Write down the lines exactly as they appear, from the one that contains "Give me the" through the final line of the records, so that both ends are kept and no pictures come along.

=======

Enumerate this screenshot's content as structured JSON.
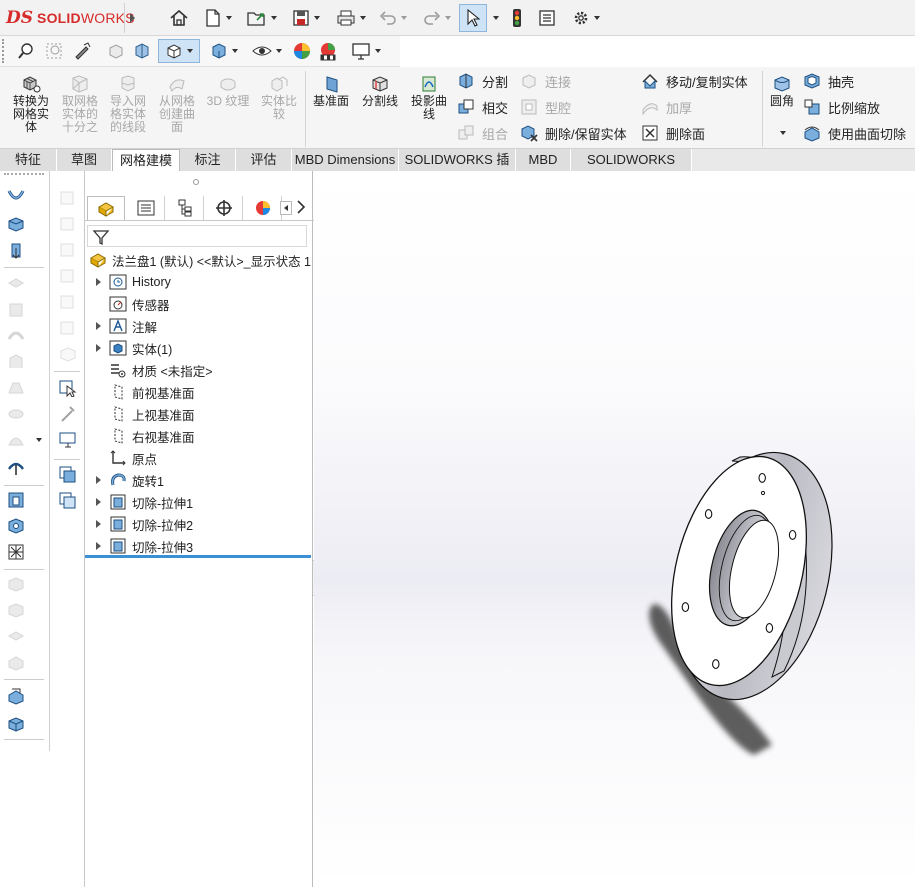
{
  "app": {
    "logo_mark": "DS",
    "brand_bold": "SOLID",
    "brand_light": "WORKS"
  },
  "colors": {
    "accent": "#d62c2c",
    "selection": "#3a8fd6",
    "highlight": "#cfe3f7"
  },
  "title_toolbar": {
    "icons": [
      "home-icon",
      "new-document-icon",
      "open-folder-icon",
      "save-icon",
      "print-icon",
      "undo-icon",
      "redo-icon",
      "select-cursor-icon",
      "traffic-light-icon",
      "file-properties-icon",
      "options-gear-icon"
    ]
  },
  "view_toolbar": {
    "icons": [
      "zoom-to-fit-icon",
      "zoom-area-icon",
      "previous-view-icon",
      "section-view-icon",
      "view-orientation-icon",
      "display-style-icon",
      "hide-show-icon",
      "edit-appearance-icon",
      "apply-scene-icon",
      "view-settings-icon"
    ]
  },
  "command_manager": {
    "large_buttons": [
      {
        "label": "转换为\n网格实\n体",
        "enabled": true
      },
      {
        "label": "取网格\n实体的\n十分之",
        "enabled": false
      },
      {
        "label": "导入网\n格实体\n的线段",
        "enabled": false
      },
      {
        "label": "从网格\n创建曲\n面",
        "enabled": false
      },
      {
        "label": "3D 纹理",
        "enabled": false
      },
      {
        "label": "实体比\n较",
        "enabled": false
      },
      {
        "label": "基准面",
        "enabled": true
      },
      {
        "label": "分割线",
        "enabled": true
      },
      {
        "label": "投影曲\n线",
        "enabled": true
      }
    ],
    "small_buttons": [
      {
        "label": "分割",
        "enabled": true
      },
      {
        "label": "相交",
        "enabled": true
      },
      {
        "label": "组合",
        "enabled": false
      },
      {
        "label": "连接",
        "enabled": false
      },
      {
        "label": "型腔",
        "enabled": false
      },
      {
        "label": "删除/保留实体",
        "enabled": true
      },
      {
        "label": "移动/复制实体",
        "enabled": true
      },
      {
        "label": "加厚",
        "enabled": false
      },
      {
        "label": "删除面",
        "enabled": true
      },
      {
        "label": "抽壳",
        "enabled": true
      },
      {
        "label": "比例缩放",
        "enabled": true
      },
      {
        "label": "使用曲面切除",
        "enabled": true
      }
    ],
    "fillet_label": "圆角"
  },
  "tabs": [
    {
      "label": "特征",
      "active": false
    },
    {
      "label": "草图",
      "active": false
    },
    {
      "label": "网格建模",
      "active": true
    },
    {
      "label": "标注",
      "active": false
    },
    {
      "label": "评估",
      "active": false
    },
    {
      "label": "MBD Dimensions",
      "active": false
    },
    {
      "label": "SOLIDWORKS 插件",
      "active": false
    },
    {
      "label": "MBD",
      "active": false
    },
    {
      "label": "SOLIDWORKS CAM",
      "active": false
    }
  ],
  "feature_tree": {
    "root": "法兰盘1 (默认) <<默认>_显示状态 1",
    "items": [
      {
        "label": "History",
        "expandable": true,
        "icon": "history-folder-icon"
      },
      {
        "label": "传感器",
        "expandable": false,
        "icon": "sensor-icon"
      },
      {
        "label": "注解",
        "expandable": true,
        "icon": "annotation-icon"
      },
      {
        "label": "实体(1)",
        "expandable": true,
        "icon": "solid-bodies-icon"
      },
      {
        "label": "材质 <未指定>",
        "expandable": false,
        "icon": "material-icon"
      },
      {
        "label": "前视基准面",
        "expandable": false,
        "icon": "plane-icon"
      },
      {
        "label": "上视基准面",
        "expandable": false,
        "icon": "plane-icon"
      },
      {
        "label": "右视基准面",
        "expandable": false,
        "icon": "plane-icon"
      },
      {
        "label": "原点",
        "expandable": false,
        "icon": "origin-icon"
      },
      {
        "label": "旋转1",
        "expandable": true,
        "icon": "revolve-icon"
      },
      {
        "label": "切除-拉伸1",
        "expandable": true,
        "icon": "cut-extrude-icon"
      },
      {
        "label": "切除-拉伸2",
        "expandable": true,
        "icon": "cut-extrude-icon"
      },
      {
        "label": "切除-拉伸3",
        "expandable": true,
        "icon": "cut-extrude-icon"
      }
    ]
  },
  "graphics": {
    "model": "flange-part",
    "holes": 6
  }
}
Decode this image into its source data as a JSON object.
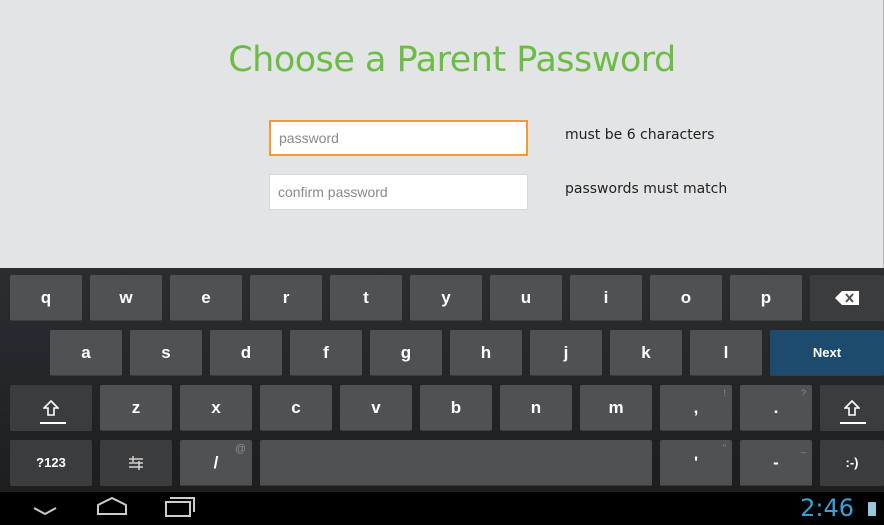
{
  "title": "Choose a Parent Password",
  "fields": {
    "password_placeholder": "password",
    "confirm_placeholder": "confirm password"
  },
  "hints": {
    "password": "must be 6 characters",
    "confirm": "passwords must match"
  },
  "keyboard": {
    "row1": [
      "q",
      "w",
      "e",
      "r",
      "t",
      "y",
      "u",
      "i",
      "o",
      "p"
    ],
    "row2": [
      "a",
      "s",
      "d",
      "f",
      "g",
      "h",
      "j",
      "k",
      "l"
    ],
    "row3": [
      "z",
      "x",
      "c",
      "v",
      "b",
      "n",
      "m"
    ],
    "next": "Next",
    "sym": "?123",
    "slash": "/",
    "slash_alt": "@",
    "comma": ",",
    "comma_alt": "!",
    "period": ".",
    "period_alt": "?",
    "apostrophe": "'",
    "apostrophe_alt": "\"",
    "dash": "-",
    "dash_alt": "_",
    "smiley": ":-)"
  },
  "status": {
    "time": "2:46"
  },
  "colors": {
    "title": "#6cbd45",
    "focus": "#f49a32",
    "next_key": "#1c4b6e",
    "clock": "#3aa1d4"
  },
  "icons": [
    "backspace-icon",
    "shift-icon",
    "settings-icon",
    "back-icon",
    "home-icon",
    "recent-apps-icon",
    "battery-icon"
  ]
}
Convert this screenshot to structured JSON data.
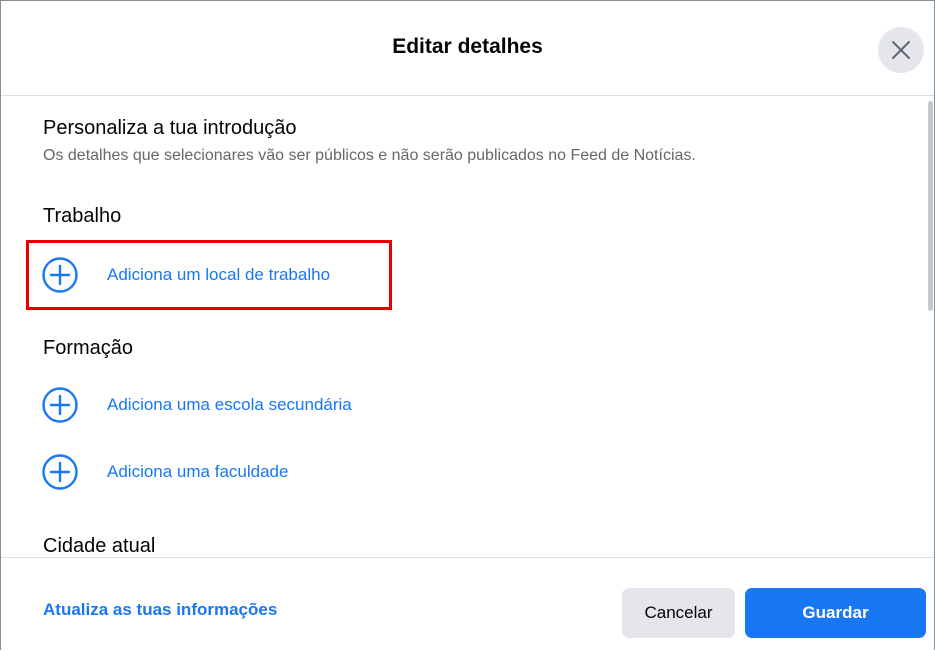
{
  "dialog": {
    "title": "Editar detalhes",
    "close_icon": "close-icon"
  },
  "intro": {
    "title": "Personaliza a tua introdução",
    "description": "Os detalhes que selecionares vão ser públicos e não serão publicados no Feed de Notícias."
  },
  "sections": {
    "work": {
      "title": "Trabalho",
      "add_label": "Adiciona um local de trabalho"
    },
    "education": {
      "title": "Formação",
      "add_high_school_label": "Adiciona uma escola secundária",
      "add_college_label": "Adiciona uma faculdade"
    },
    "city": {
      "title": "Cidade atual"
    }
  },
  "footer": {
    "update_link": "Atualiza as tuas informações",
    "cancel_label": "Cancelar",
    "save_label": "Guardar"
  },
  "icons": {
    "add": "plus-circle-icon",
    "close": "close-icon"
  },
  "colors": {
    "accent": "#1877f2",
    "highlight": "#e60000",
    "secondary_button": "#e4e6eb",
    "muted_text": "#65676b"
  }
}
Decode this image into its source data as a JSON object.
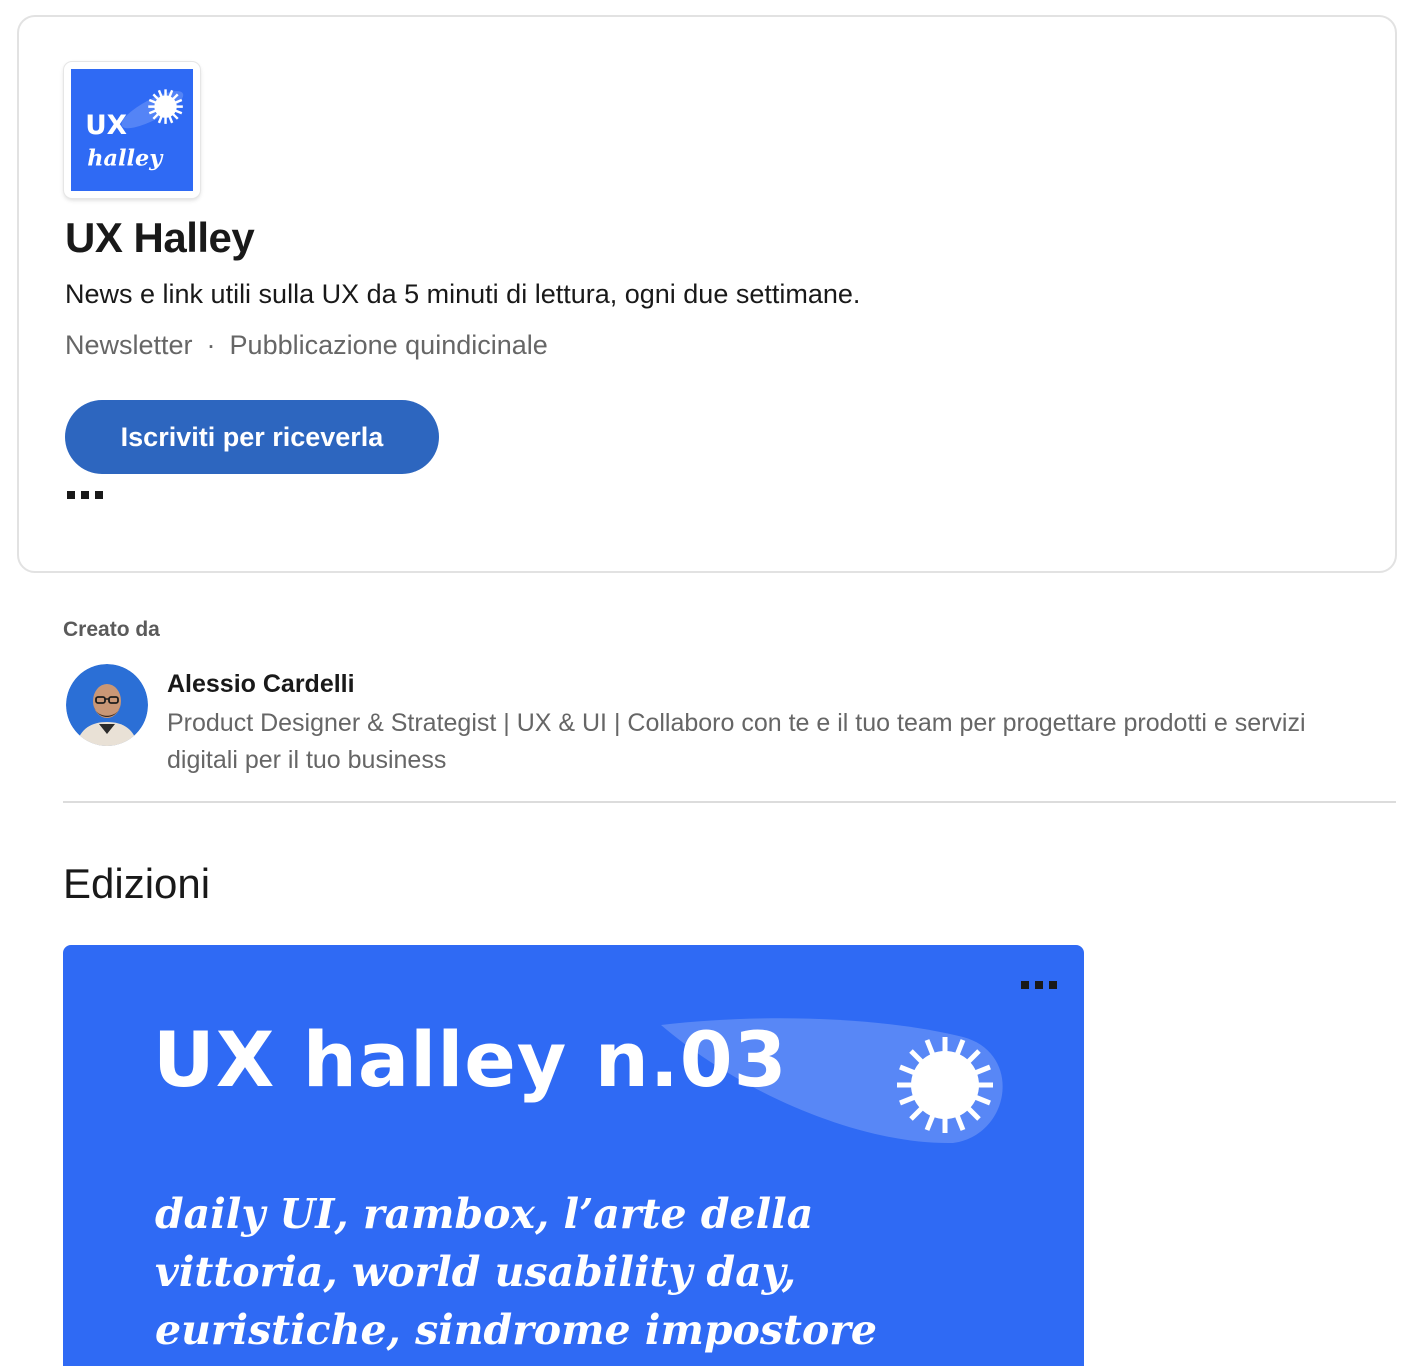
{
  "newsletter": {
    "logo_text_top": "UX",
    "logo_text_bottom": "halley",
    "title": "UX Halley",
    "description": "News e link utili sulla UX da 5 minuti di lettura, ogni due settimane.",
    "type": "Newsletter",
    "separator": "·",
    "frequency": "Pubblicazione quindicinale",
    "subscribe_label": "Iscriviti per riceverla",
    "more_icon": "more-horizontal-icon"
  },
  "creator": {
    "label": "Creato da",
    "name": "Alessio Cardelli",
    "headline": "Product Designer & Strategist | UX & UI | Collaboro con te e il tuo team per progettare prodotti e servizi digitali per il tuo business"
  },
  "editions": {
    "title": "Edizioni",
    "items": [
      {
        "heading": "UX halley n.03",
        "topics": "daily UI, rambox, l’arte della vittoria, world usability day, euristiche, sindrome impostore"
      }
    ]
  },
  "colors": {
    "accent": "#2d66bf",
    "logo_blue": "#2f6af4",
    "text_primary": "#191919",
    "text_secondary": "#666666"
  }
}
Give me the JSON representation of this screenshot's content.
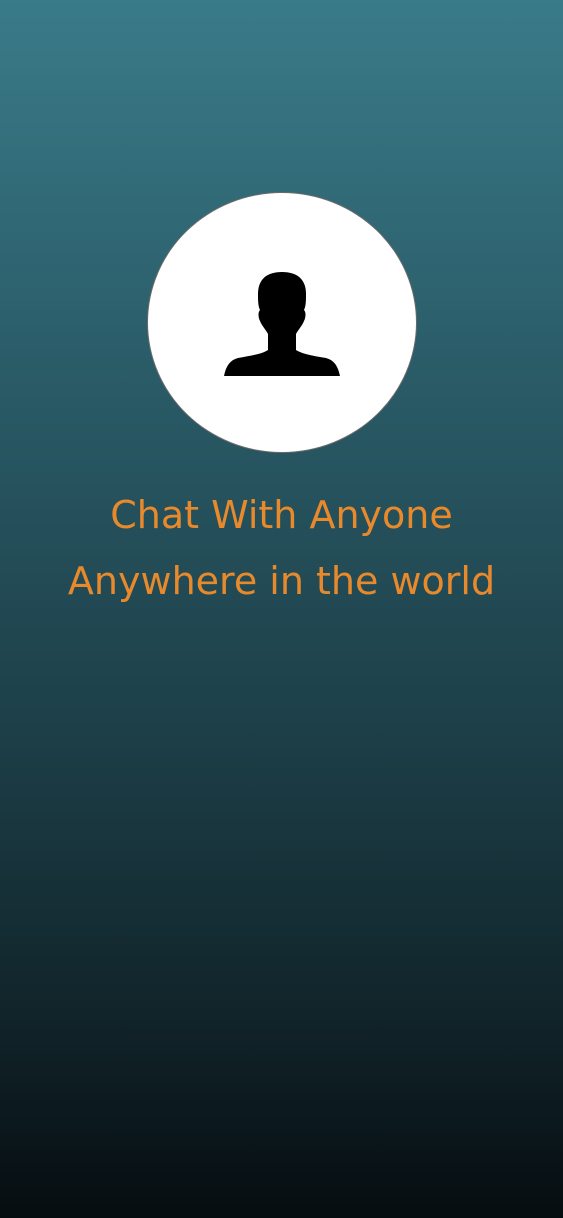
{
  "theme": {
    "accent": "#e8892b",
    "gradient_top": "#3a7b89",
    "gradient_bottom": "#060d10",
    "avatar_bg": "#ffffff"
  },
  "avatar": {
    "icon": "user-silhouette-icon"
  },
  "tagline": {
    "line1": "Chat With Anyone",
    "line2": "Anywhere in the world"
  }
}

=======

=== Reply ===
Give me the JSON representation of this screenshot's content.
{
  "theme": {
    "accent": "#e8892b",
    "gradient_top": "#3a7b89",
    "gradient_bottom": "#060d10",
    "avatar_bg": "#ffffff"
  },
  "avatar": {
    "icon": "user-silhouette-icon"
  },
  "tagline": {
    "line1": "Chat With Anyone",
    "line2": "Anywhere in the world"
  }
}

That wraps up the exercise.